Last October, Jake Edwards, Adam Waycott and I completed a two day course and an exam and became Certified ScrumMasters. What is Scrum? Scrum is an agile framework that allows us to focus on delivering business value in the shortest time.
We wanted to discover if Scrum could assist us to improve our internal product development, and delivery of our NAV implementations. The Agile values that appealed to us, based on how we already typically work, were:
- Individuals and Interactions over processes and tools
- Working Software over comprehensive documentation
- Customer Collaboration over contract negotiation
- Responding to change over following a plan
There were several Scrum characteristics that resonated with us during the course and caused us to re-evaluate our implementation tools and processes:
- Utilises iterative development with continual inspection & adaptation
- Embraces change as an opportunity rather than as a hindrance
- Unifies the business with the development team
- Recognises problems cannot be fully understood or defined up front
- Delivers Potentially Shipable Increments
- Delivers business value early in the project
- Mitigates risk
- Reduces of the cost of delay
Fenwick has now implemented the Scrum framework for its internal Fenwick Gold Development Team, with Jake Edwards as the ScrumMaster. We have seen improvements already.
Scrum is not a project management framework or a project management methodology. It is a product delivery framework. Adam Waycott and I sat down and looked at the Scrum characteristics and process and decided it was relevant to the Design and Development phase of our projects. We decided to tweak our Implementation Methodology and coined the phrase Scrumplementaion.
Scrumplementation uses the values and characteristics of Scrum combined with traditional waterfall project management. The major changes were:
- More Workshop preparation so we have a database setup with sample data and likely processes
- Less Workshopping budget to avoid trying to solve every fringe case up front.
- Walk-throughs instead of Pilots
- Budget reduction in Workshops allocated to Walk-throughs
- Internal Acceptance Testing renamed to Project Team Acceptance Testing
Several years ago we changed our methodology to introduce Mini Pilots, as we found that having 1 or 2 day-long Pilots right at the end of the development and data conversion phase, increased the risk of missed requirements and inadequate solutions. We also found that the key project team members were not getting enough exposure to the solution until later in the project, leaving less time for testing and inhibiting their ability to become Super-users in time for User Training, UAT and and Go Live Support. To change the culture around pilots we decided to use new terminology, now we use the term Walk-throughs and we ensure enough budget is allocated to make them effective.
Walk-throughs are a demonstration of a single process, enhancement or functional area, to confirm that it is complete and ready for user training. There are several sessions throughout the design and development stage, and each session may range from half an hour to four hours. The process is iterative, so if issues are found during a Walk-through, configuration, data and/or enhancements will be updated and the Walk-through repeated until the process, enhancement or functional area is considered done.

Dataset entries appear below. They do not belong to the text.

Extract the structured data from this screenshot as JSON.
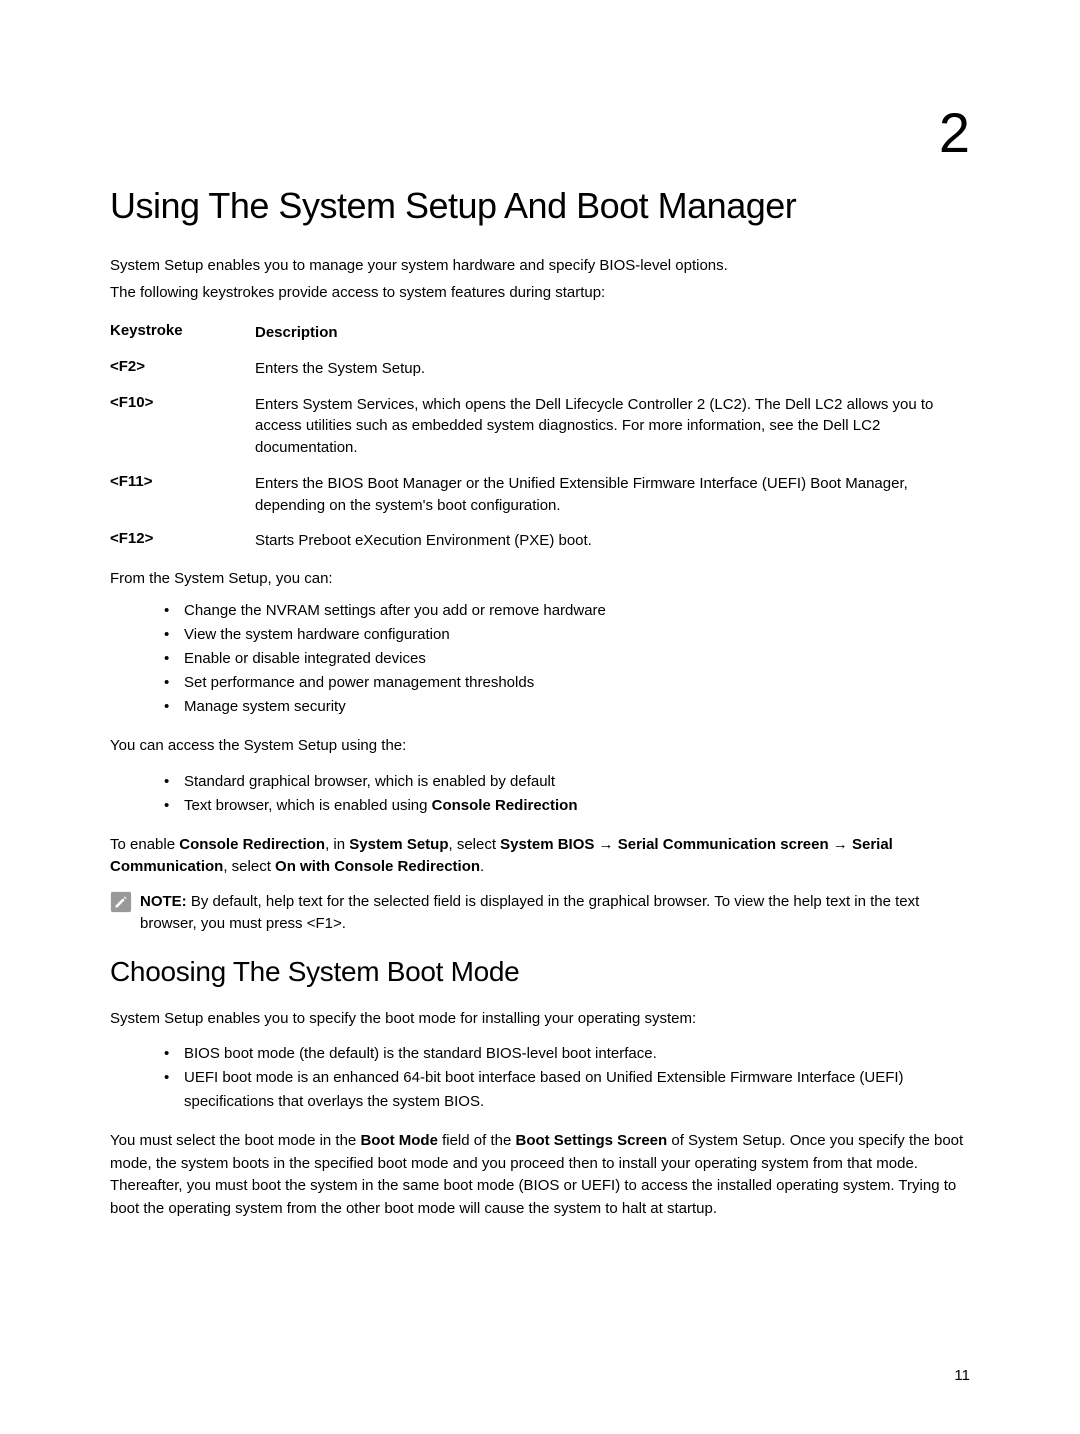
{
  "chapter_number": "2",
  "title": "Using The System Setup And Boot Manager",
  "intro_line1": "System Setup enables you to manage your system hardware and specify BIOS-level options.",
  "intro_line2": "The following keystrokes provide access to system features during startup:",
  "table_header": {
    "col1": "Keystroke",
    "col2": "Description"
  },
  "keystrokes": [
    {
      "key": "<F2>",
      "desc": "Enters the System Setup."
    },
    {
      "key": "<F10>",
      "desc": "Enters System Services, which opens the Dell Lifecycle Controller 2 (LC2). The Dell LC2 allows you to access utilities such as embedded system diagnostics. For more information, see the Dell LC2 documentation."
    },
    {
      "key": "<F11>",
      "desc": "Enters the BIOS Boot Manager or the Unified Extensible Firmware Interface (UEFI) Boot Manager, depending on the system's boot configuration."
    },
    {
      "key": "<F12>",
      "desc": "Starts Preboot eXecution Environment (PXE) boot."
    }
  ],
  "after_table": "From the System Setup, you can:",
  "setup_bullets": [
    "Change the NVRAM settings after you add or remove hardware",
    "View the system hardware configuration",
    "Enable or disable integrated devices",
    "Set performance and power management thresholds",
    "Manage system security"
  ],
  "access_intro": "You can access the System Setup using the:",
  "access_bullets_prefix": [
    "Standard graphical browser, which is enabled by default",
    "Text browser, which is enabled using "
  ],
  "access_bullet2_bold": "Console Redirection",
  "enable_sentence": {
    "p1": "To enable ",
    "b1": "Console Redirection",
    "p2": ", in ",
    "b2": "System Setup",
    "p3": ", select ",
    "b3": "System BIOS",
    "arrow1": " → ",
    "b4": "Serial Communication screen",
    "arrow2": " → ",
    "b5": "Serial Communication",
    "p4": ", select ",
    "b6": "On with Console Redirection",
    "p5": "."
  },
  "note": {
    "label": "NOTE:",
    "text": " By default, help text for the selected field is displayed in the graphical browser. To view the help text in the text browser, you must press <F1>."
  },
  "section_title": "Choosing The System Boot Mode",
  "section_intro": "System Setup enables you to specify the boot mode for installing your operating system:",
  "boot_bullets": [
    "BIOS boot mode (the default) is the standard BIOS-level boot interface.",
    "UEFI boot mode is an enhanced 64-bit boot interface based on Unified Extensible Firmware Interface (UEFI) specifications that overlays the system BIOS."
  ],
  "final_para": {
    "p1": "You must select the boot mode in the ",
    "b1": "Boot Mode",
    "p2": " field of the ",
    "b2": "Boot Settings Screen",
    "p3": " of System Setup. Once you specify the boot mode, the system boots in the specified boot mode and you proceed then to install your operating system from that mode. Thereafter, you must boot the system in the same boot mode (BIOS or UEFI) to access the installed operating system. Trying to boot the operating system from the other boot mode will cause the system to halt at startup."
  },
  "page_number": "11"
}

The Walk-throughs also act as a training session for the Project team members so they can complete detailed testing following the session. We then have a potentially shipable increment much earlier in the project, reducing the project risk, and creating Super-users who help deliver a much better solution.